Resizing an image sounds like one of the simplest things you could do in Photoshop, but there are actually some common mistakes you should avoid. In today’s digital age, you will probably want to resize an image so it fits nicely on a computer screen, however, if you’re a professional designer or photographer, it becomes a little more complicated when you need to factor in print size and resolution. In today’s guide I’ll cover the basics of resizing an image in Adobe Photoshop, and explain when you should (or should not) choose the Resample option.
Resizing and resampling are two confusing terms because we tend to use them the wrong way round. We often talk about resizing an image, when what we are actually doing is resampling it! In Photoshop, go to Image > Image Size, or hit the CMD (or CTRL on Windows) + ALT + I shortcut.
By default, the Resample option in Photoshop is checked, which will mean the dimensions of the image will change by adding or subtracting pixels from the width and height. This is known as resampling, and it’s usually what we’re doing when altering the size of a digital image.
If the Resample option is unchecked, you’re now Resizing the image. Photoshop will now redistribute the existing pixels to alter the physical size or resolution of the image. This is typically reserved for graphic designers and photographers who are producing prints.
Photographs from cameras are pretty huge these days, they contain millions of pixels which make both the dimensions and the file size very large. Making an image smaller is known as Downsampling.
The Image Size window in Photoshop shows the current size of the image. Change the units to Pixels if they aren’t set already. Pixels are the standard unit of measurement for digital screens.
Enter your desired pixel dimension in either the Width or Height field. The Constrain Aspect Ratio’s chain icon is set by default to automatically calculate the other dimension so the image isn’t squashed or stretched. Photoshop provides some information at the top of the window showing the new file size compared to the original size of the image.
Images are made up of pixels. The number of pixels along the width and height of an image determines its size. It’s easy to make an image smaller because any excess pixels can be thrown away, but if you want to make an image bigger, Photoshop has to conjure up some new pixels to construct the larger size. This is called Interpolation. The general rule of thumb is to never make an image bigger than its current size because it will result in degraded quality with a fuzzy or pixelated appearance. However, the technology behind Photoshop can cleverly upsample an image with the best results possible.

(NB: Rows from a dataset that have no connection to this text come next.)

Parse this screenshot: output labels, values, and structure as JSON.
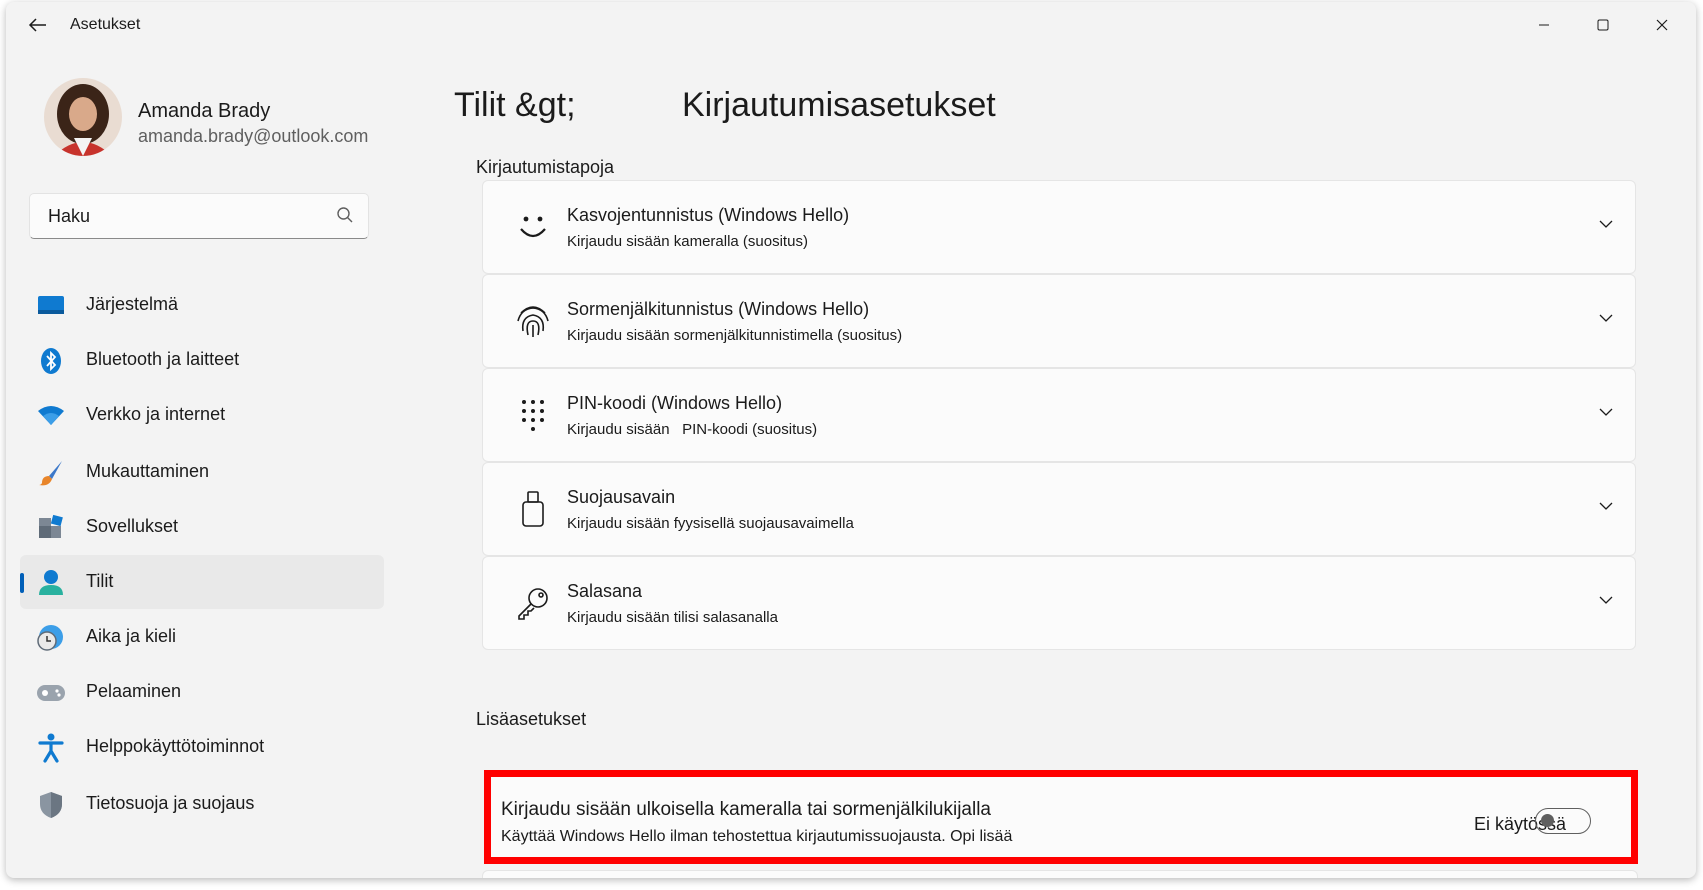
{
  "titlebar": {
    "app_title": "Asetukset"
  },
  "profile": {
    "name": "Amanda Brady",
    "email": "amanda.brady@outlook.com"
  },
  "search": {
    "placeholder": "Haku"
  },
  "nav": [
    {
      "label": "Järjestelmä",
      "icon": "monitor-icon"
    },
    {
      "label": "Bluetooth ja laitteet",
      "icon": "bluetooth-icon"
    },
    {
      "label": "Verkko ja internet",
      "icon": "wifi-icon"
    },
    {
      "label": "Mukauttaminen",
      "icon": "brush-icon"
    },
    {
      "label": "Sovellukset",
      "icon": "apps-icon"
    },
    {
      "label": "Tilit",
      "icon": "person-icon",
      "active": true
    },
    {
      "label": "Aika ja kieli",
      "icon": "globe-clock-icon"
    },
    {
      "label": "Pelaaminen",
      "icon": "gamepad-icon"
    },
    {
      "label": "Helppokäyttötoiminnot",
      "icon": "accessibility-icon"
    },
    {
      "label": "Tietosuoja ja suojaus",
      "icon": "shield-icon"
    }
  ],
  "breadcrumb": {
    "parent": "Tilit &gt;",
    "current": "Kirjautumisasetukset"
  },
  "sections": {
    "signin_methods": "Kirjautumistapoja",
    "additional": "Lisäasetukset"
  },
  "methods": [
    {
      "title": "Kasvojentunnistus (Windows Hello)",
      "subtitle": "Kirjaudu sisään kameralla (suositus)",
      "icon": "face-icon"
    },
    {
      "title": "Sormenjälkitunnistus (Windows Hello)",
      "subtitle": "Kirjaudu sisään sormenjälkitunnistimella (suositus)",
      "icon": "fingerprint-icon"
    },
    {
      "title": "PIN-koodi (Windows Hello)",
      "subtitle": "Kirjaudu sisään   PIN-koodi (suositus)",
      "icon": "keypad-icon"
    },
    {
      "title": "Suojausavain",
      "subtitle": "Kirjaudu sisään fyysisellä suojausavaimella",
      "icon": "usb-key-icon"
    },
    {
      "title": "Salasana",
      "subtitle": "Kirjaudu sisään tilisi salasanalla",
      "icon": "key-icon"
    }
  ],
  "additional_setting": {
    "title": "Kirjaudu sisään ulkoisella kameralla tai sormenjälkilukijalla",
    "subtitle": "Käyttää Windows Hello ilman tehostettua kirjautumissuojausta. Opi lisää",
    "status": "Ei käytössä",
    "toggle_on": false
  },
  "colors": {
    "accent": "#005fb8",
    "highlight": "#ff0000",
    "background": "#f3f3f3"
  }
}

By default, Photoshop will choose the most suitable interpolation method itself with the Automatic option, but you can have finer control over the result by choosing one of several options. Each one is designed specifically for enlargement or reduction. Upsampling an image will never be perfect, but you can minimise the image degradation by smoothing or preserving details, depending on what works best for your specific picture.

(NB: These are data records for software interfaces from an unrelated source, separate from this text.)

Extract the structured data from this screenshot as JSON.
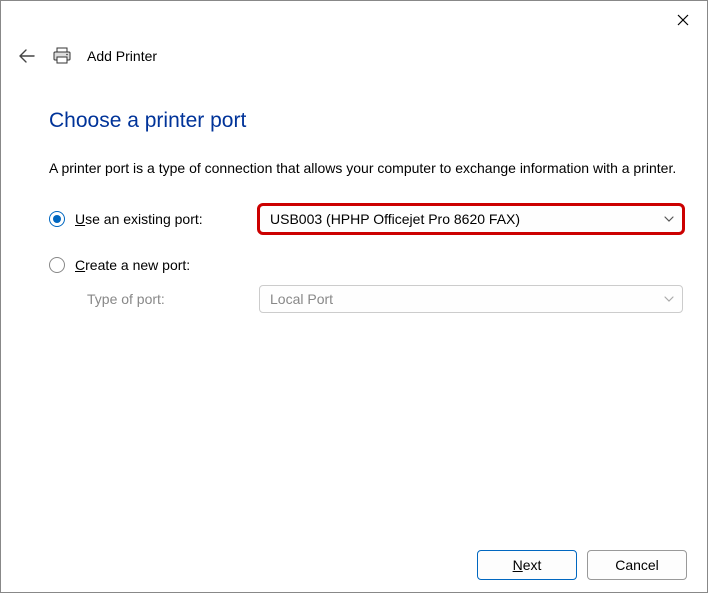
{
  "window": {
    "title": "Add Printer"
  },
  "page": {
    "heading": "Choose a printer port",
    "description": "A printer port is a type of connection that allows your computer to exchange information with a printer."
  },
  "options": {
    "existing": {
      "label_prefix": "U",
      "label_rest": "se an existing port:",
      "selected_value": "USB003 (HPHP Officejet Pro 8620 FAX)"
    },
    "create": {
      "label_prefix": "C",
      "label_rest": "reate a new port:",
      "type_of_port_label": "Type of port:",
      "type_of_port_value": "Local Port"
    }
  },
  "footer": {
    "next_prefix": "N",
    "next_rest": "ext",
    "cancel": "Cancel"
  }
}
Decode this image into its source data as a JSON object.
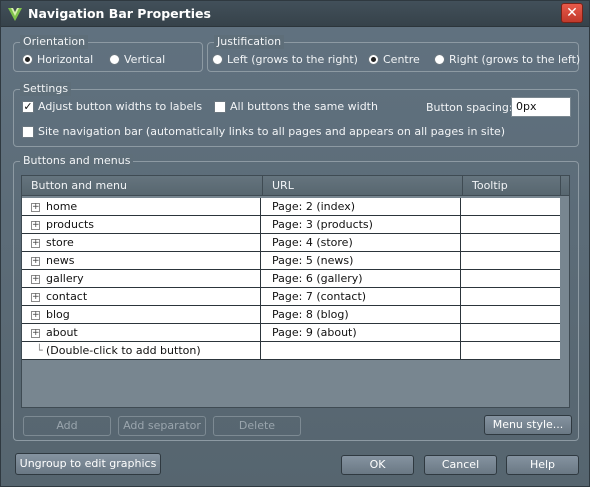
{
  "window": {
    "title": "Navigation Bar Properties",
    "close_label": "✕"
  },
  "orientation": {
    "legend": "Orientation",
    "options": [
      {
        "label": "Horizontal",
        "selected": true
      },
      {
        "label": "Vertical",
        "selected": false
      }
    ]
  },
  "justification": {
    "legend": "Justification",
    "options": [
      {
        "label": "Left (grows to the right)",
        "selected": false
      },
      {
        "label": "Centre",
        "selected": true
      },
      {
        "label": "Right (grows to the left)",
        "selected": false
      }
    ]
  },
  "settings": {
    "legend": "Settings",
    "adjust_widths": {
      "label": "Adjust button widths to labels",
      "checked": true
    },
    "same_width": {
      "label": "All buttons the same width",
      "checked": false
    },
    "spacing_label": "Button spacing:",
    "spacing_value": "0px",
    "site_nav": {
      "label": "Site navigation bar (automatically links to all pages and appears on all pages in site)",
      "checked": false
    }
  },
  "buttons_menus": {
    "legend": "Buttons and menus",
    "columns": [
      "Button and menu",
      "URL",
      "Tooltip"
    ],
    "rows": [
      {
        "name": "home",
        "url": "Page: 2 (index)",
        "tooltip": ""
      },
      {
        "name": "products",
        "url": "Page: 3 (products)",
        "tooltip": ""
      },
      {
        "name": "store",
        "url": "Page: 4 (store)",
        "tooltip": ""
      },
      {
        "name": "news",
        "url": "Page: 5 (news)",
        "tooltip": ""
      },
      {
        "name": "gallery",
        "url": "Page: 6 (gallery)",
        "tooltip": ""
      },
      {
        "name": "contact",
        "url": "Page: 7 (contact)",
        "tooltip": ""
      },
      {
        "name": "blog",
        "url": "Page: 8 (blog)",
        "tooltip": ""
      },
      {
        "name": "about",
        "url": "Page: 9 (about)",
        "tooltip": ""
      }
    ],
    "add_row": "(Double-click to add button)",
    "buttons": {
      "add": "Add",
      "add_separator": "Add separator",
      "delete": "Delete",
      "menu_style": "Menu style..."
    }
  },
  "footer": {
    "ungroup": "Ungroup to edit graphics",
    "ok": "OK",
    "cancel": "Cancel",
    "help": "Help"
  }
}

Traditionally, 72ppi is the go-to resolution for screen use, while 300ppi is the standard for print. PPI (pixels per inch) refers to the digital file, which translates to DPI (dots per inch) when the image is reproduced as a print. These terms are often used interchangeably. A high-quality 300ppi stock photograph will be perfectly suited for print use because it has a combination of large dimensions and high resolution. On the contrary, a 72ppi image might look huge on screen, but the maximum size it can be printed at 300ppi will be pretty small because those 72 pixels in every inch will soon run out when you need to fill each inch with 300 pixels… resulting in a smaller print size.
We know upsampling should be avoided to prevent image degradation, but you can increase the resolution of an image as long as you DISABLE the Resample option. If you don’t, the image will say it’s 300ppi, but thousands of new pixels will be interpolated by Photoshop, resulting in awful quality. To correctly change the resolution, the image should be resized (not resampled).
Uncheck the Resample option, which prevents you from altering the pixels dimensions of the image. You can then change your 72ppi image into a 300ppi image, but notice how the physical size in inches is reduced? Resizing only works with the existing pixels, without interpolating any new ones. You will have a crisp, high-quality 300ppi image with no loss of quality, but the overall print size is small because 300 pixels are added to every inch, rather than just 72, so you can’t fill as many inches!
You don’t have to physically change the resolution of all your images when constructing a design. If you create a canvas at your desired dimensions and resolution, whenever you paste an image into the canvas, it will be automatically scaled relative to the document resolution. Remember not to scale your layers larger than their original size either. That is effectively the same as resampling them. Scaling down = Good. Scaling up = Bad. That’s why it’s important to source your assets such as photos and textures at the highest size and resolution possible, so they will be usable in real world projects like posters or canvas prints.